The requisite proof in this instance, especially coming from the testimony of the appellee as a lone witness, should have been in the nature of an exhibit of receipts evidencing gallons of gasoline, scratch cards, transportation and unused leave, or to subpoena the relevant documents pertaining thereto if same were with the employer. This Court has repeatedly upheld the provision of the Statute which states that “the best evidence which the case admits of must always be produced; that is, no evidence is sufficient which supposes the existence of better evidence.” Civil Procedure Law, Rev. Code 25.5, Burden of Proof; Massaquoi et al. v. Dennis 40LLR 698 704(2001).
The award of 22 months of gasoline, scratch card and transportation made by the hearing officer and confirmed by the National Labour Court for Montserrado County is therefore denied and we so hold.
WHEREFORE AND IN VIEW OF THE FOREGOING laws and facts articulated herein, the ruling of the National Labor Court, Montserrado County is affirmed but with the modification that the 24 months award is reduced to an award of 15 months net salary.
The Clerk of this Court is ordered to send a mandate to the National Labor Court, Montserrado County, commanding the judge presiding therein to resume jurisdiction over this case and give effect to this Judgment. Costs are ruled against the respondent/appellant. AND IT IS SO ORDERED.

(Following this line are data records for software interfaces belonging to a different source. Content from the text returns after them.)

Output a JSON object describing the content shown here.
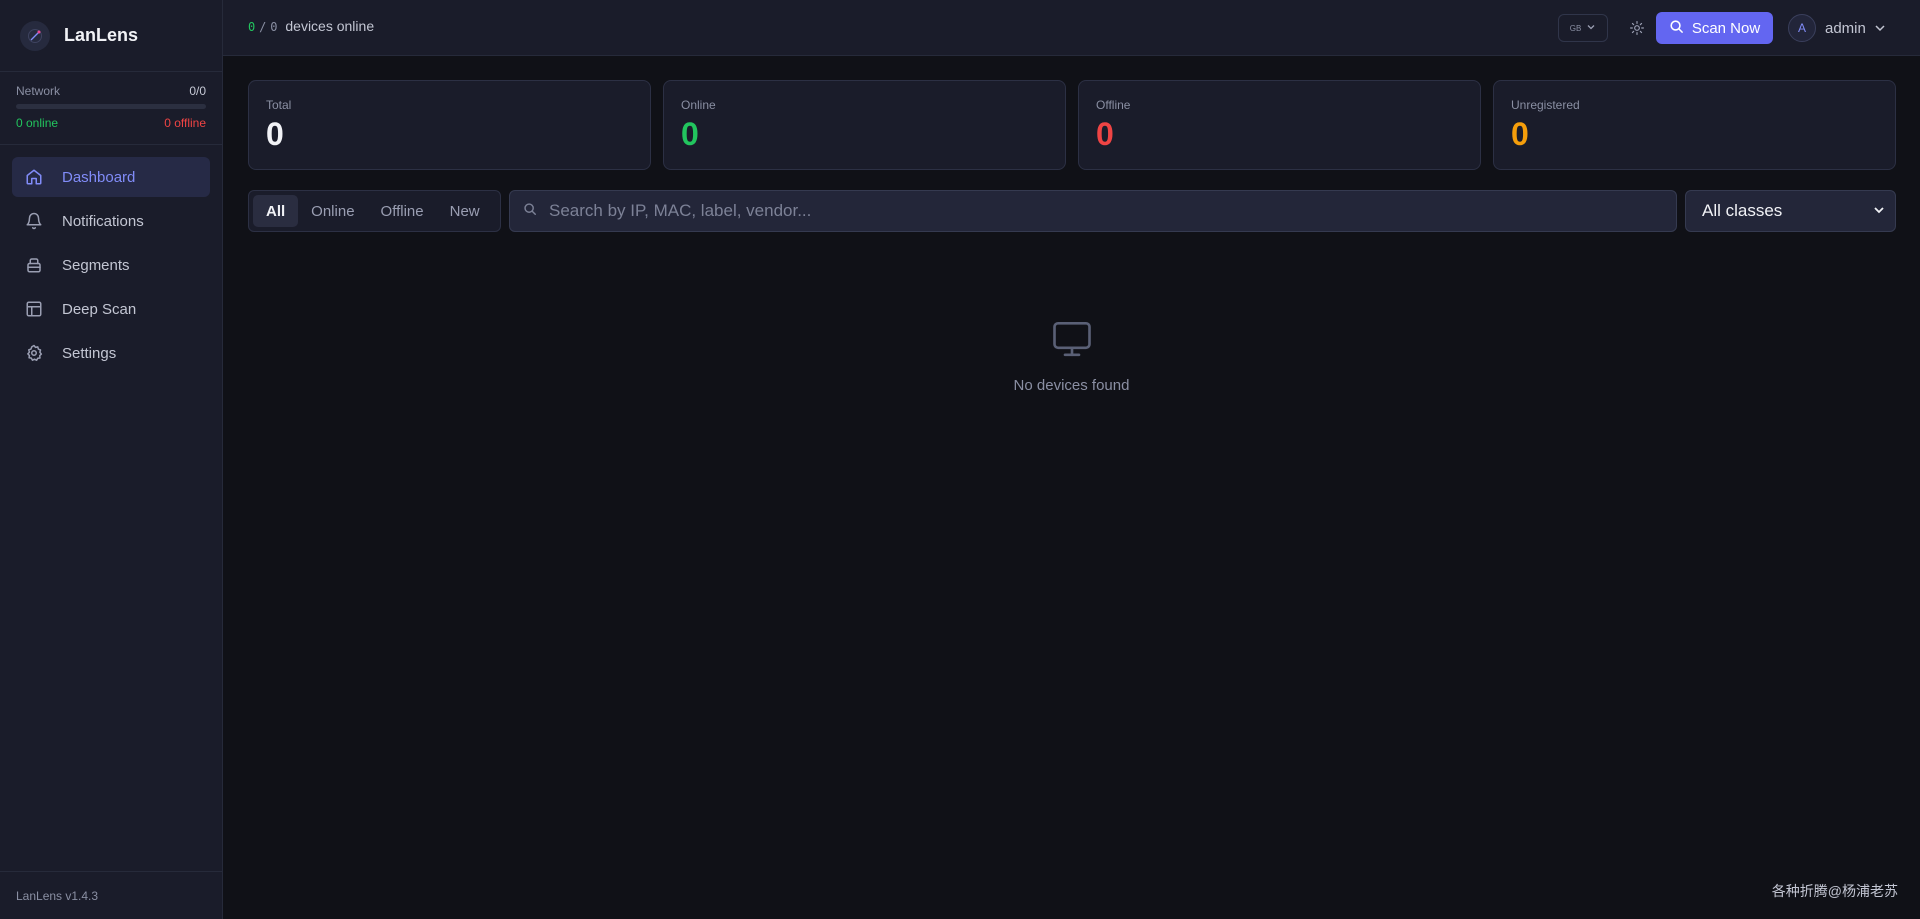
{
  "app": {
    "name": "LanLens",
    "version": "LanLens v1.4.3"
  },
  "network": {
    "label": "Network",
    "count": "0/0",
    "online": "0 online",
    "offline": "0 offline",
    "fill_fraction": 0
  },
  "nav": {
    "items": [
      {
        "label": "Dashboard",
        "icon": "home-icon",
        "active": true
      },
      {
        "label": "Notifications",
        "icon": "bell-icon"
      },
      {
        "label": "Segments",
        "icon": "layers-icon"
      },
      {
        "label": "Deep Scan",
        "icon": "table-icon"
      },
      {
        "label": "Settings",
        "icon": "gear-icon"
      }
    ]
  },
  "topbar": {
    "online_count": "0",
    "separator": "/",
    "total_count": "0",
    "online_suffix": "devices online",
    "language": "GB",
    "scan_label": "Scan Now",
    "avatar_initial": "A",
    "username": "admin"
  },
  "stats": [
    {
      "label": "Total",
      "value": "0",
      "color": "#f1f2f6"
    },
    {
      "label": "Online",
      "value": "0",
      "color": "#22c55e"
    },
    {
      "label": "Offline",
      "value": "0",
      "color": "#ef4444"
    },
    {
      "label": "Unregistered",
      "value": "0",
      "color": "#f59e0b"
    }
  ],
  "filters": [
    "All",
    "Online",
    "Offline",
    "New"
  ],
  "search": {
    "placeholder": "Search by IP, MAC, label, vendor..."
  },
  "class_filter": {
    "selected": "All classes"
  },
  "empty_state": {
    "icon": "monitor-icon",
    "text": "No devices found"
  },
  "watermark": "各种折腾@杨浦老苏",
  "colors": {
    "accent": "#6366f1",
    "online": "#22c55e",
    "offline": "#ef4444",
    "warning": "#f59e0b"
  }
}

When this case was called for hearing, Counsellors, Amos P Andrews and Osborne K. Diggs appeared for the respondent/appellant. Counsellor G. Wiefueh Alfred Sayeh of the Law Offices of Sayeh and Sayeh Inc., appeared